The Blunt amendment, the bill that would have allowed employers and insurers to deny health care coverage for services that are contrary to their "religious beliefs or moral convictions," has created a predictable rift between the left and the right, with each side trading election year sound bites. But the bill, which narrowly failed in the Senate last week, raises a harder -- and more interesting -- question than whether special health care exemptions are a "war on women" or a "war on religion": What constitutes a "belief" or a "moral conviction" and when should the assertion of such a belief be considered the proper basis for the giving or taking away of rights?
Conservatives have spent generations accusing liberals of moral relativism and "anything goes" indulgence in their feelings or whims. But is a belief -- no matter how ennobled by the protective mantle of institutional religion, historical longevity or broad popularity -- any less arbitrary of a foundation for the giving or taking away of people's rights? In order to be a legitimate basis for public policy, does the assertion of a belief need to be paired with an empirical argument about the impact of the proposed policy that the belief is being cited to justify?

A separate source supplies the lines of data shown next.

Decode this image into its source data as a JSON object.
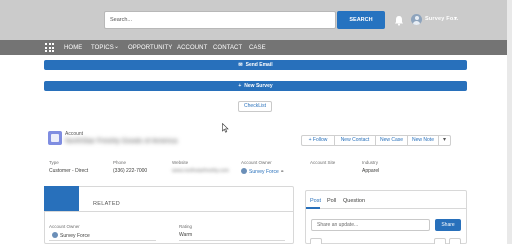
{
  "header": {
    "search_placeholder": "Search...",
    "search_button": "SEARCH",
    "user_name": "Survey Fo..."
  },
  "nav": {
    "items": [
      "HOME",
      "TOPICS",
      "OPPORTUNITY",
      "ACCOUNT",
      "CONTACT",
      "CASE"
    ],
    "topics_caret": "⌄"
  },
  "actions": {
    "send_email": "Send Email",
    "new_survey": "New Survey",
    "checklist": "CheckList"
  },
  "record": {
    "object_label": "Account",
    "name": "NorthStar Freshly Goods of America",
    "buttons": [
      "+ Follow",
      "New Contact",
      "New Case",
      "New Note"
    ],
    "more": "▾"
  },
  "highlights": {
    "type_label": "Type",
    "type_value": "Customer - Direct",
    "phone_label": "Phone",
    "phone_value": "(336) 222-7000",
    "website_label": "Website",
    "website_value": "www.northstarfreshly.com",
    "owner_label": "Account Owner",
    "owner_value": "Survey Force",
    "site_label": "Account Site",
    "industry_label": "Industry",
    "industry_value": "Apparel"
  },
  "details": {
    "tab_related": "RELATED",
    "owner_label": "Account Owner",
    "owner_value": "Survey Force",
    "rating_label": "Rating",
    "rating_value": "Warm"
  },
  "publisher": {
    "tabs": [
      "Post",
      "Poll",
      "Question"
    ],
    "placeholder": "Share an update...",
    "share_button": "Share"
  }
}
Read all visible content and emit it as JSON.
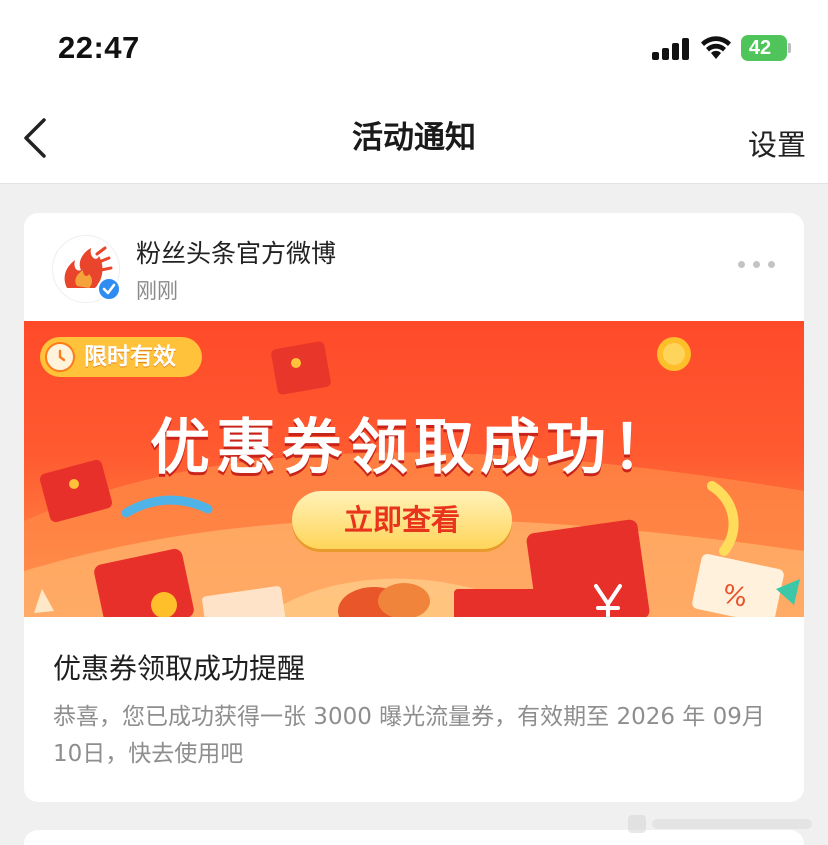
{
  "status_bar": {
    "time": "22:47",
    "battery": "42"
  },
  "nav": {
    "title": "活动通知",
    "settings_label": "设置"
  },
  "message": {
    "sender_name": "粉丝头条官方微博",
    "sent_time": "刚刚",
    "banner": {
      "badge": "限时有效",
      "headline": "优惠券领取成功！",
      "button_label": "立即查看"
    },
    "title": "优惠券领取成功提醒",
    "body": "恭喜，您已成功获得一张 3000 曝光流量券，有效期至 2026 年 09月10日，快去使用吧"
  },
  "colors": {
    "banner_red": "#ff4a2a",
    "button_gold": "#ffd55a",
    "verified_blue": "#2f8cf0",
    "battery_green": "#4fc45a"
  }
}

With the Blunt amendment, as with religious exemptions that let people avoid LGBT non-discrimination laws, we're not talking about just leaving someone alone to revel or wallow in their beliefs; we're talking, sound bites notwithstanding, about citing a personal belief -- absent any other argument for the utility, wisdom, soundness, fairness, benefit or value of a proposed policy -- to justify a law that's binding against others. After all, an exemption from a law that requires or prevents action from everybody else is not simply a matter of getting the government off our backs, any more than if I were to demand an exemption from the speed limit because I believed such constraints were morally wrong; rather, it's an invitation for individuals to ignore laws that apply to everyone else. [MORE]